  1. James Wilder Jr. back at running Canada


    Remember when former Plant High star and Florida State running back James Wilder Jr. announced he was switching to linebacker?

    That was short-lived, apparently.

  2. Unlicensed contractor accused of faking death triggers policy change at Pinellas construction licensing board

    Local Government

    The unlicensed contractor accused of faking his death to avoid angry homeowners has triggered an immediate change in policy at the Pinellas County Construction Licensing Board.

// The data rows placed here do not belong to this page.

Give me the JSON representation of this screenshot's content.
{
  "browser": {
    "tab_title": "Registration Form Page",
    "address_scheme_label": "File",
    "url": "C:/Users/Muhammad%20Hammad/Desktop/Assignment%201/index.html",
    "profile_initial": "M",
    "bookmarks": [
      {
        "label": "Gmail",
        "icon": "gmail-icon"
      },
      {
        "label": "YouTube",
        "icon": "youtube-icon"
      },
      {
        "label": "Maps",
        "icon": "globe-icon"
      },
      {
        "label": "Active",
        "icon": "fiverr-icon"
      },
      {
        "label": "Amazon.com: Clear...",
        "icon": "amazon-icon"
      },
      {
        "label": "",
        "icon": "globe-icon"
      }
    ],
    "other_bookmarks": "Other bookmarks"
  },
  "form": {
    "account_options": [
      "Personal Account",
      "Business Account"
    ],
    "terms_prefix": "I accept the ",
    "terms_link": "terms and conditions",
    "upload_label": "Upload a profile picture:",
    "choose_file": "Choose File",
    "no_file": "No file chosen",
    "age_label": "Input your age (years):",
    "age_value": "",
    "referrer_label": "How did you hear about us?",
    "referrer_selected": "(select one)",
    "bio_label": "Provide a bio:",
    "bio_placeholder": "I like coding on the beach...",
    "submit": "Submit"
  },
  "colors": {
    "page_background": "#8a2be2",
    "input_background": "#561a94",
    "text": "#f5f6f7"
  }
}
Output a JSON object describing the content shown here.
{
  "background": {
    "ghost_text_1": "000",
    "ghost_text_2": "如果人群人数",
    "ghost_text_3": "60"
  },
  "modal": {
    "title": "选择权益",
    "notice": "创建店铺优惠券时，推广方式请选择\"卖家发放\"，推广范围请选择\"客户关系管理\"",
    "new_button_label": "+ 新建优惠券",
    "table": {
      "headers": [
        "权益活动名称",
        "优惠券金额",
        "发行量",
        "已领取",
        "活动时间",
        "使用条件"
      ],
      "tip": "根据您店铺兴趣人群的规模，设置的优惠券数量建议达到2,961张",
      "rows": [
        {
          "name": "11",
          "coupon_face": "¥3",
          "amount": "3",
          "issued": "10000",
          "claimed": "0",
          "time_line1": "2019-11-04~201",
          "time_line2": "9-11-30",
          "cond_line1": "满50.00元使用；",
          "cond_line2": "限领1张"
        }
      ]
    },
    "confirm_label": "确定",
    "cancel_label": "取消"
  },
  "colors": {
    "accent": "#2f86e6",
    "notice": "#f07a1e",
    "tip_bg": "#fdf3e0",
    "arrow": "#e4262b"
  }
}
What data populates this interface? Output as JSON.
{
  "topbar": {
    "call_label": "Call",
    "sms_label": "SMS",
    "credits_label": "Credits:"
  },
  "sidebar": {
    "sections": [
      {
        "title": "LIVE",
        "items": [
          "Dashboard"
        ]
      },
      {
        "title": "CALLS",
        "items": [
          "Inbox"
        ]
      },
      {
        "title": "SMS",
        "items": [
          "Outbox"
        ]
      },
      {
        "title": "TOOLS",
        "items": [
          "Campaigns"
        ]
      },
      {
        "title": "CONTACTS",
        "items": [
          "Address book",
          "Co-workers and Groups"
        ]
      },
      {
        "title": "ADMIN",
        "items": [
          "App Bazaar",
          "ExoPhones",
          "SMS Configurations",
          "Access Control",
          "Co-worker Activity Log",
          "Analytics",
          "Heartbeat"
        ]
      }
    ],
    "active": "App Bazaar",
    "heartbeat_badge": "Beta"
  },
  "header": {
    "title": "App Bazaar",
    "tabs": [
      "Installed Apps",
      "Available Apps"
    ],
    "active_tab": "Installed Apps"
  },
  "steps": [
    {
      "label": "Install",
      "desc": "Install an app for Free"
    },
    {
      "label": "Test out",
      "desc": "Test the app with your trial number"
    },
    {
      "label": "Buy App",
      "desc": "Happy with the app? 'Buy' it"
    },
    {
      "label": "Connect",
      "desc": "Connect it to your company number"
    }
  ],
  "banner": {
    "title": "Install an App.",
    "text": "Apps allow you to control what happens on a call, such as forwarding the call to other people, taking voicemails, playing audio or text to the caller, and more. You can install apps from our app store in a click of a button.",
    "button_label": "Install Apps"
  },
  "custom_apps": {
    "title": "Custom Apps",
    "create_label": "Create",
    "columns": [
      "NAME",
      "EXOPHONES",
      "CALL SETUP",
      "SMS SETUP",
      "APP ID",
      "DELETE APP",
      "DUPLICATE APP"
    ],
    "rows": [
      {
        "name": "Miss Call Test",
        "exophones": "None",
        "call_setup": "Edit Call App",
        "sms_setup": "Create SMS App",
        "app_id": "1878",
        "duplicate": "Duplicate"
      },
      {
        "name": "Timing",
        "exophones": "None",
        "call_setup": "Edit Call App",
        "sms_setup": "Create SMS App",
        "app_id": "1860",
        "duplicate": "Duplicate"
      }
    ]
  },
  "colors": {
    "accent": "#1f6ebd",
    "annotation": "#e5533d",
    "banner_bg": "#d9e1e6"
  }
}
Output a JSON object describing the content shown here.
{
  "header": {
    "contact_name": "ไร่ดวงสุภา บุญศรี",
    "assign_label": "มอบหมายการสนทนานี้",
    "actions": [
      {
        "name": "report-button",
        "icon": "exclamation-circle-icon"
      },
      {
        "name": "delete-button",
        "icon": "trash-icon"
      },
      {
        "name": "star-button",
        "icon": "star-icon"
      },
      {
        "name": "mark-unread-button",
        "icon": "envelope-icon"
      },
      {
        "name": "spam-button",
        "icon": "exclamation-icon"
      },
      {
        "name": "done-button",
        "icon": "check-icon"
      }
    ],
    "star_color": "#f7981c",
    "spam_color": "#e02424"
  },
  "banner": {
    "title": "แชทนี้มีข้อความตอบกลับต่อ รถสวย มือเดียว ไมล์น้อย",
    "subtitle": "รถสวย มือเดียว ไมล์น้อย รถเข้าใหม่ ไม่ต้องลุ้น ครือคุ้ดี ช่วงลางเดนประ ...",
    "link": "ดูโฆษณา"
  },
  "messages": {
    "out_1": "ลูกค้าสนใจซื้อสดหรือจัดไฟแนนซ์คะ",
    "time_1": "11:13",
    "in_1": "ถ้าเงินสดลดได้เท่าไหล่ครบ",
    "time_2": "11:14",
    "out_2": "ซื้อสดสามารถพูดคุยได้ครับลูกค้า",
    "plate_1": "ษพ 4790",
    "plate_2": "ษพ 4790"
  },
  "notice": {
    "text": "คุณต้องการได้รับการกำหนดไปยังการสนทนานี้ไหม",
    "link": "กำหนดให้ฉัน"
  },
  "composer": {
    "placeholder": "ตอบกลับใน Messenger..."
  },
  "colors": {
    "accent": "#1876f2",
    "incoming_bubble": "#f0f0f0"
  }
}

    Last year Glenn and Judith Holland said they paid a contractor thousands of dollars to renovate their future retirement home in Seminole. But when they tried to move in on Dec. 14, they said the home was in shambles and uninhabitable. They sent a text message to contractor Marc Anthony Perez at 12:36 p.m. looking for answers. Fourteen minutes later, they got back this text: "This is Marc's daughter, dad passed away on the 7th of December in a car accident. Sorry." Turns out Perez was still alive. Now the Hollands are suing him in Pinellas-Pasco circuit court. [LARA CERRI   |   Times]
  3. What you need to know for Tuesday, June 27


    Catching you up on overnight happenings, and what you need to know today.

    Former St. Petersburg mayor and current mayoral candidate Rick Baker, left, and St. Petersburg Mayor Rick Kriseman square off tonight in a debate. [Times]
  4. Once 'angry' about Obamacare, Republican David Jolly came to see it as 'safety net'


    Former Congressman David Jolly, who ran against Obamacare in 2013, said in an interview Monday night that he now considers it a "safety net."

  5. Five children hospitalized after chlorine release at Tampa pool store


    Five children were sickened at a pool store north of Tampa on Monday after a cloud of chlorine was released, according to Hillsborough County Fire Rescue.